By Linda Conlin, Pro to Pro Managing EditorOn November 10, BuzzFeed posted a poll: How Gross is Your Contact Lens Hygiene? The responses from more than 50,000 contact lens wearers were terrifying. Because numbers speak louder than words in this case, here are the results.
12% admitted to reinserting a dropped contact lens without rinsing it (Must have been desperation.)
64% slept without removing their lenses (Presume there were a least some extended wearers in this response.)
17% slept in their lenses for more than two consecutive nights (As above.)
12% licked a contact lens and reinserted it (Unbelievable!)
26% have worn torn lenses (Very high pain tolerance?)
42% change their lenses only when they hurt or are lost (Thrifty or lazy?)
58% over wear their lenses by more than a week (Just forgot?)
45% over wear their lenses by more than two weeks (Not a memory problem!)
5% tried someone else’s contact lenses (At least there’s some common sense.)
43% reused contact lens solution (About the same number don’t change their lenses.)
6% have made their own contact lens solution (Too much work – just reuse the solution!)
43% touch their contact lenses to readjust them (OK if they wash their hands, but see the next question.)
41% don’t wash their hands before handling their contact lenses (Hopeless!)
Considering the number of responses, even if some people responded as a joke, we can still presume there are thousands of contact lens abusers out there! When patients come in for a contact lens exam, we can ask all the right questions about contact lens care while they smile and nod.
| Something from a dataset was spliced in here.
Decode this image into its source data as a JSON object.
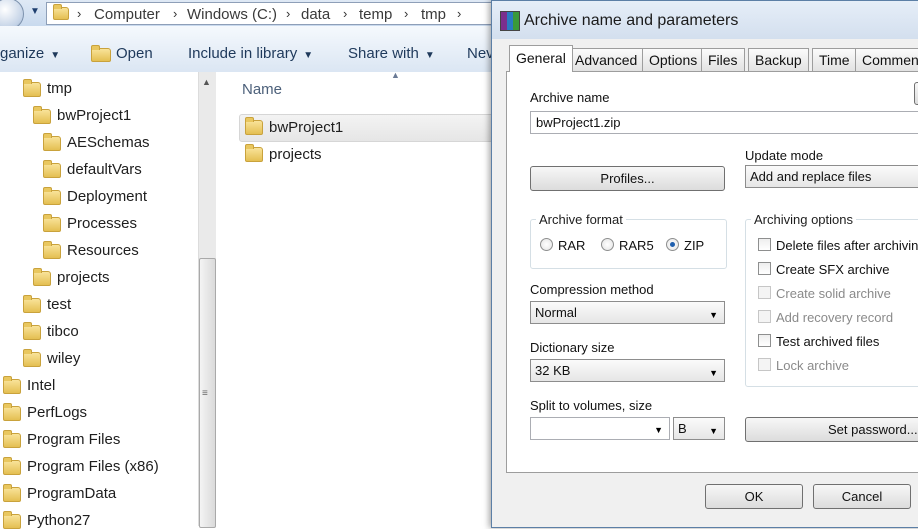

Of course they’re compliant! But, a new Morbidity and Mortality Weekly Report from the CDC shows that more than 80 percent of contact lens wearers reported at least one behavior that put them at risk for a contact lens-related eye infection. The report broke down the rates by age groups, where 85 percent of adolescents (ages 12-17), 81 percent of young adults (ages 18-24), and 88 percent of older adults (ages 25 and older) practiced unsafe contact lens use. It’s interesting to note that the adult group, whom you would expect to know better, edged out the younger offenders. And it isn’t a stretch in logic to presume that many contact lens wearers have more than one bad habit.
ECPs, don’t despair. In light of this pervasive problem, there is research and development on antimicrobial contact lens materials and accessories including cases and solutions. In the interim, we must persevere with educating every patient at every visit. Signage and guides promoting healthy contact lens use are available from government agencies and contact lens manufacturers to help us reinforce the message.
Learn about starting young patients off to healthy contact lens wear with our CE, Kids, Contacts and Quality of Life at www.2020mag.com/ce.